The case for high-speed rail in Texas

Photo by Norihiro Kataoka

Downtown Dallas to downtown Houston in about 90 minutes. And not at 30,000 feet. It's called high-speed rail, and plans are moving forward faster than most people realize.

That's because the dynamics of moving people and goods in Texas are rapidly changing. Everyone wants to move here — a state where, unlike many others, we’re blessed with a government that embraces business and industry with a passion. That's the upside.

But with more than 1,000 people per day moving to Texas from places like the West Coast, the Rust Belt and the Northeast, the state’s highway network faces massive challenges. Roads aren't maintained as well as they used to be. More fuel-efficient cars have resulted in less gas tax revenue for road construction. Less gas tax also means more reliance on toll roads. All of this leads to more congestion on our highways, forcing us to waste more time in our cars. That's the big downside.

Want to fly a short hop? The friendly skies aren't so welcoming anymore, with long security lines, mandatory check-in times and delays. Many airlines are cutting back on short-haul flights in favor of long hauls.

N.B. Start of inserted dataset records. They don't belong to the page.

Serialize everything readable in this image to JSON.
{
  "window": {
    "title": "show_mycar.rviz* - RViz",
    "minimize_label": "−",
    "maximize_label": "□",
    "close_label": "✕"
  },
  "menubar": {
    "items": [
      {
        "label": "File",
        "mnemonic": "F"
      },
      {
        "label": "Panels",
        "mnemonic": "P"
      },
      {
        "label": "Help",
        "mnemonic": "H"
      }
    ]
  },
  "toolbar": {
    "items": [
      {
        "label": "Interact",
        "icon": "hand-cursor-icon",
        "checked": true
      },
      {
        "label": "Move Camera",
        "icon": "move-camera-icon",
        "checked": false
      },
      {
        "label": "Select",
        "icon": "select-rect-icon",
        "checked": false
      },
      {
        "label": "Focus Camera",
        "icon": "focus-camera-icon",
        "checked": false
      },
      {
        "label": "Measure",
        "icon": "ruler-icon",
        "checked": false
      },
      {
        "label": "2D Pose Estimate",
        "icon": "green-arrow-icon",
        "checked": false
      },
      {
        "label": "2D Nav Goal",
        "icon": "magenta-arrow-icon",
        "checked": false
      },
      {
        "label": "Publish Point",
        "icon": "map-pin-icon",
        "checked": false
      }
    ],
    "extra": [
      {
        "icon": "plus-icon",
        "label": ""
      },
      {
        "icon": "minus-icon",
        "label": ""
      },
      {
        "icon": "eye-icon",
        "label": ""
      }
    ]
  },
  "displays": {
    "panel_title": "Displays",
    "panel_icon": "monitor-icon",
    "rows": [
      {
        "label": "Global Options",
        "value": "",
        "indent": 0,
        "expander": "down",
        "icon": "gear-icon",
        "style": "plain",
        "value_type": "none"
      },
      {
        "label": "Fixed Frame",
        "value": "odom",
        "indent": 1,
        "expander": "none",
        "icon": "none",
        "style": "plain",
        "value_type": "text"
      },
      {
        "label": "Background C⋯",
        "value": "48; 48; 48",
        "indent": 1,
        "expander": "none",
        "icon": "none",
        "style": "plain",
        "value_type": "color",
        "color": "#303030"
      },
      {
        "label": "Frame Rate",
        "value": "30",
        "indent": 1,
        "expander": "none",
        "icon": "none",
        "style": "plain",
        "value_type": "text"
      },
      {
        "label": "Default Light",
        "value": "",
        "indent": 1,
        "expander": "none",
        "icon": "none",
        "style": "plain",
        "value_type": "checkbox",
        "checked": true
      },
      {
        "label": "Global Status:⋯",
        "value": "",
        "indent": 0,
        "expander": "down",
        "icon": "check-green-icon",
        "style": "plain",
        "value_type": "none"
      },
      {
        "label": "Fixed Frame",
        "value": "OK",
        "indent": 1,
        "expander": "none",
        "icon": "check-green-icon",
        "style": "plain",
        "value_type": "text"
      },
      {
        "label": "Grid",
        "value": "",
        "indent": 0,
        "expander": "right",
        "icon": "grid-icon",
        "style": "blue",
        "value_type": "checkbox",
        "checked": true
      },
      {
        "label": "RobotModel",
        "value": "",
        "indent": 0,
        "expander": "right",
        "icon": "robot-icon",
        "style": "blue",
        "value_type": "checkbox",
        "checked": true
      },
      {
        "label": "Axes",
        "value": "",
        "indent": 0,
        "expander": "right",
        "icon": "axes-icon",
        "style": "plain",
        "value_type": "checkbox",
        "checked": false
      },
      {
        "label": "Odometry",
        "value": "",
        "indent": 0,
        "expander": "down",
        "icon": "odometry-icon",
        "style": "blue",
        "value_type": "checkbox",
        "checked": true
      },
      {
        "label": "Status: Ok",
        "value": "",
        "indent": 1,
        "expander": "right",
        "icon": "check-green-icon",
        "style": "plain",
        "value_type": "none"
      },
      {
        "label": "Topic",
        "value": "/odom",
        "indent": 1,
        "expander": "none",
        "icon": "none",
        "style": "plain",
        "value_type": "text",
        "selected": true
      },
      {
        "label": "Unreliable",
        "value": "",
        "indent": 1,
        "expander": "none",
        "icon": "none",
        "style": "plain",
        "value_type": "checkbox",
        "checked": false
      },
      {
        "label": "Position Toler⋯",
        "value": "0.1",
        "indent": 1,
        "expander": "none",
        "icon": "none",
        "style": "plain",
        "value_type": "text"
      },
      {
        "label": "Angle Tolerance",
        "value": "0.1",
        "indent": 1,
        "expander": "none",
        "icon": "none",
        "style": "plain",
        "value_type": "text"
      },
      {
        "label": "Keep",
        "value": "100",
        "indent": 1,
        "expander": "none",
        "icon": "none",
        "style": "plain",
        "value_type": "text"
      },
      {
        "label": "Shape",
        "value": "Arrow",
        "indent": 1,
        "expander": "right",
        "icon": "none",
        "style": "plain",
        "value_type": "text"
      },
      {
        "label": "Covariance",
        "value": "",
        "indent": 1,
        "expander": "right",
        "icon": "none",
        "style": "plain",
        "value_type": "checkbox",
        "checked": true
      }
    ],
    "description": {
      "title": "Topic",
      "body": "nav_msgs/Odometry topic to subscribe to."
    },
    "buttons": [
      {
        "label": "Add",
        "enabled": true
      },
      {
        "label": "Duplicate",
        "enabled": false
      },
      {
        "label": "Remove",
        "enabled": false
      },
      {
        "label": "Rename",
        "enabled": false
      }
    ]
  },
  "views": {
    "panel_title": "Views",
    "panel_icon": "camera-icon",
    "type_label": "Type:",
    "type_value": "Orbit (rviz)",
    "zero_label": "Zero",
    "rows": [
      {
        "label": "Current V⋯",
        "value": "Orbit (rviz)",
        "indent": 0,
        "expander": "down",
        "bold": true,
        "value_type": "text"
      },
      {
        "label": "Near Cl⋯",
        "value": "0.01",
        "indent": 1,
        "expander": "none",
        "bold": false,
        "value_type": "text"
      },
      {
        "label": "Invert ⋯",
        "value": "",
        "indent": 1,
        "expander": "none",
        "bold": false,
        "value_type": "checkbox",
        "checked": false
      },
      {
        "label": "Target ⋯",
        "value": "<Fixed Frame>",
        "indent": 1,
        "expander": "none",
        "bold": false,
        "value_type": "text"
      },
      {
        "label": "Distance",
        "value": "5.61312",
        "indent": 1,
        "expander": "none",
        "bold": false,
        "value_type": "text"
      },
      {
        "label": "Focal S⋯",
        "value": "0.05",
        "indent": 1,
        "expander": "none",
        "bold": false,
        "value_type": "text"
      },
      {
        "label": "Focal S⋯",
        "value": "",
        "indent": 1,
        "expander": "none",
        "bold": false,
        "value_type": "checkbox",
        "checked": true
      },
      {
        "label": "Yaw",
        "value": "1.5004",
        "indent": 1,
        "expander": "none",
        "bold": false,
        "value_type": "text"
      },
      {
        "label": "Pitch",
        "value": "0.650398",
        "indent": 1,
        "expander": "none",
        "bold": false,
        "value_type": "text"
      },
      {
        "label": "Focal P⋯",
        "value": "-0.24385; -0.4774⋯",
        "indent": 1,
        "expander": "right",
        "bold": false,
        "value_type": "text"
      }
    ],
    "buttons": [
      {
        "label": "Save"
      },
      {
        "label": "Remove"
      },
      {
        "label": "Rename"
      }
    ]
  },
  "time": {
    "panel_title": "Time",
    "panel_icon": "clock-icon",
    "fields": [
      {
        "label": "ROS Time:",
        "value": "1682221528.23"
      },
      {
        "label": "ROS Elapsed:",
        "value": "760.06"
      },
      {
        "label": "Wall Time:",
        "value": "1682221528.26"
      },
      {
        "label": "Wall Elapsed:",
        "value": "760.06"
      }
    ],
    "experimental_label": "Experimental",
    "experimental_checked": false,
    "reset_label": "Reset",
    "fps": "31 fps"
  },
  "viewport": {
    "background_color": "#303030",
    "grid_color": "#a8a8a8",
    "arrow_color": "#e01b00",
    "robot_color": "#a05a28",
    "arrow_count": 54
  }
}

So where does that leave us in Texas, where our three main population centers — Dallas-Fort Worth, Austin-San Antonio and Houston — are all at least 200 miles away from each other? With an opportunity for high-speed passenger rail. The future of business and commerce in Texas hinges on a fluid transportation system that is fast, dependable and connects people with all modes of transportation from start to finish. 

Not only is a private company called Texas Central Railway already deep into determining how to build a line from Houston to Dallas with five decades of proven high-speed rail technology behind it, but on a separate front, the Texas Department of Transportation’s Rail Division and the Federal Railroad Administration are studying how to move Texans at higher speeds along Interstate 35 from Oklahoma to South Texas.

That study is funded by federal grants, so it’s going to be a slog from start to finish. It could lead to a private enterprise, a public-private partnership or an all-public venture. Time will tell. 

On the other hand, the private funding that supports Texas Central — which has done its homework and looked at over 90 city pairs before giving the I-45 corridor a green light — will likely put the Dallas-to-Houston railway on a fast track that could mean bullet trains are up and running within the next 10 years.

There are plenty of signs that we’re finally becoming a multimodal society in Texas. It was only five years ago that TxDOT created its rail division. Many other states have been planning and operating passenger rail for decades. 

But as Texas’ plans move ahead, we must also make sure that we get it right the first time. Rail projects have to be cost-effective and show a return on investment. For private projects, that means profit for shareholders. For public projects, that means benefits in time savings, convenience, connectivity and the resulting economic development that keeps our state growing. Those are tall orders, but hey, we’re Texans, and we like a challenge.

Let’s hope that when Bubba sees a bullet train flying down I-45 at 200 miles per hour, he might just ditch his pickup on the next trip.

Peter LeCody

President of Texas Rail Advocates